Banishing Brighton on the Springboks’ to-do list for RWC
The top line on a Springboks to-do list for Rugby World Cup 2019 would be pretty obvious: Lift the Webb Ellis trophy again.
Under that there might be a note to beat the All Blacks in the pool stage. Big red cross next to that one.
And further down, maybe there’s an entry that reads, “Banish Brighton.” That’s where the Namibia game comes in.
No match has dismayed Springboks rugby more than the Miracle of Brighton, or misery of Brighton for South Africans, the bewildering defeat to Japan at the Rugby World Cup in England four years ago. It spurred one of those inspiring underdog movies, with the joyous Japanese team the stars. The other side of the story was it started a drastic two-year slump for the two-time World Cup-winning Springboks until current coach Rassie Erasmus started to put it right again.

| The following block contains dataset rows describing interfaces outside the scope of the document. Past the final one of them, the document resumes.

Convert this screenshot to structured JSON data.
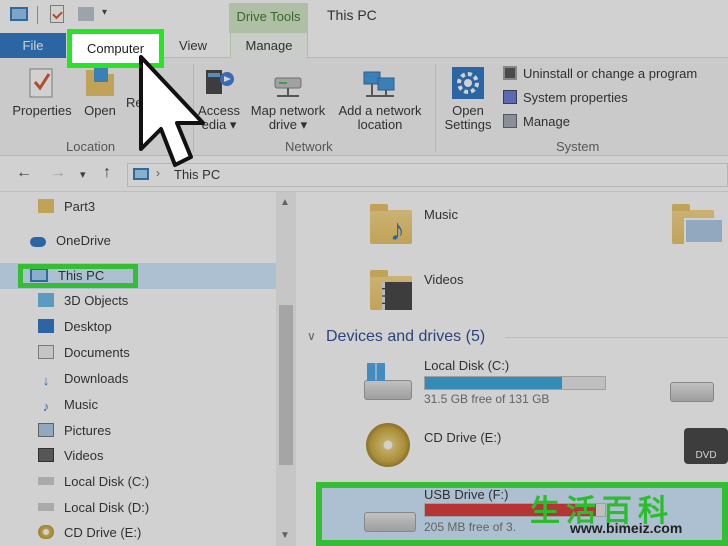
{
  "window": {
    "title": "This PC",
    "context_tab_header": "Drive Tools"
  },
  "tabs": {
    "file": "File",
    "computer": "Computer",
    "view": "View",
    "manage": "Manage"
  },
  "ribbon": {
    "location": {
      "label": "Location",
      "properties": "Properties",
      "open": "Open",
      "rename": "Re"
    },
    "network": {
      "label": "Network",
      "access_media_l1": "Access",
      "access_media_l2": "edia",
      "map_drive_l1": "Map network",
      "map_drive_l2": "drive",
      "add_location_l1": "Add a network",
      "add_location_l2": "location"
    },
    "system": {
      "label": "System",
      "open_settings_l1": "Open",
      "open_settings_l2": "Settings",
      "uninstall": "Uninstall or change a program",
      "system_properties": "System properties",
      "manage": "Manage"
    }
  },
  "address": {
    "path": "This PC"
  },
  "nav": {
    "items": [
      {
        "label": "Part3",
        "icon": "folder-icon"
      },
      {
        "label": "OneDrive",
        "icon": "cloud-icon"
      },
      {
        "label": "This PC",
        "icon": "computer-icon"
      },
      {
        "label": "3D Objects",
        "icon": "cube-icon"
      },
      {
        "label": "Desktop",
        "icon": "desktop-icon"
      },
      {
        "label": "Documents",
        "icon": "document-icon"
      },
      {
        "label": "Downloads",
        "icon": "download-icon"
      },
      {
        "label": "Music",
        "icon": "music-icon"
      },
      {
        "label": "Pictures",
        "icon": "picture-icon"
      },
      {
        "label": "Videos",
        "icon": "video-icon"
      },
      {
        "label": "Local Disk (C:)",
        "icon": "drive-icon"
      },
      {
        "label": "Local Disk (D:)",
        "icon": "drive-icon"
      },
      {
        "label": "CD Drive (E:)",
        "icon": "cd-icon"
      }
    ]
  },
  "content": {
    "folders": [
      {
        "label": "Music"
      },
      {
        "label": "Videos"
      }
    ],
    "section_title": "Devices and drives (5)",
    "drives": [
      {
        "label": "Local Disk (C:)",
        "free": "31.5 GB free of 131 GB",
        "used_fraction": 0.76,
        "color": "#26a0da"
      },
      {
        "label": "CD Drive (E:)"
      },
      {
        "label": "USB Drive (F:)",
        "free": "205 MB free of 3.",
        "used_fraction": 0.95,
        "color": "#da2626"
      }
    ]
  },
  "watermark": {
    "text": "生活百科",
    "url": "www.bimeiz.com"
  }
}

Nothing in the form book suggests Namibia, the lowest ranked team at this World Cup, will blindside southern African neighbor South Africa in their Pool B match in Toyota on Saturday.
But that’s what they said before South Africa-Japan on Sept. 19, 2015, and before Karne Hesketh — born in New Zealand to compound it for South Africa — slid into the left corner in the dying seconds for the try that delivered the greatest upset at a Rugby World Cup.
It’s four years later and it’s South Africa’s first World Cup game against a Tier Two team since then.
It’ll also be a week since the Boks lost to New Zealand 23-13 and they need a statement of intent for this campaign.
“You always lose momentum in a defeat and we need to regain that with a victory and a strong performance,” head coach Erasmus said.
But in the reality of a six-week World Cup, Erasmus has to also rest some of his big men at some point, and South Africa views the third pool game against Italy as the biggest obstacle between it and the quarterfinals.
So, Erasmus made 13 changes to the starting XV that lost to New Zealand for Namibia and, in a selection that could be seen as overly risky, put highly versatile hooker Schalk Brits at No. 8.
At 38, Brits is the second oldest Springbok at a Rugby World Cup and will also captain the team.
“He can play anywhere. He could even play flyhalf,” Namibia coach Phil Davies said.
Brits playing No. 8 gives the Springboks more space to rest key loose forwards Duane Vermeulen, Pieter-Steph du Toit and regular captain Siya Kolisi. Vermeulen, the only specialized No. 8 in the squad, and du Toit get the night off completely in Toyota, a chance maybe to eye up a new set of wheels in the home base of the Toyota Motor Corporation.
South Africa hopes it doesn’t need to make a speedy exit from Toyota and Kolisi is one of six first-choice players Erasmus has on the bench in case things start to go a little bit Brighton. Five players in South Africa’s 23 for Namibia played against Japan in Brighton.
Erasmus and other coaches have repeatedly emphasized at this World Cup that the gap between Tier One and Tier Two, between the best and the rest, is closing. No. 23-ranked Namibia would have to close the gap by a whole lot to beat No. 5 South Africa. South Africa won 105-13 in 2007 and 87-0 at the World Cup in 2011 in the only previous meetings.
But, again, remember the misery of Brighton.
“Namibia would want to put in a solid performance in terms of pride,” said flanker Francois Louw, one of South Africa’s survivors of the Japan defeat. “They will be up for it.”
Namibia was spirited and scored three tries, including the first, in losing to Italy 47-22 to open their World Cup.
But they also needed to be refreshed and Davies made 10 changes to the Namibian starting lineup. Captain Tjiuee Uanivi and wing Chad Plato, one of the try-scorers against Italy, are among those retained and go again.
Namibia’s players are an inspiration no matter what for their Welsh coach Davies, particularly in the semi-pro world of Namibian rugby where most of the players also have day jobs and do scrum practice at 5 a.m. before going to work.
“When you’ve got a bunch of players like that, with that kind of attitude, you know you’ve got a chance to (make) progress,” said Davies, who has been working with Namibia in various capacities since 2014. “They’ve been amazing me ever since.”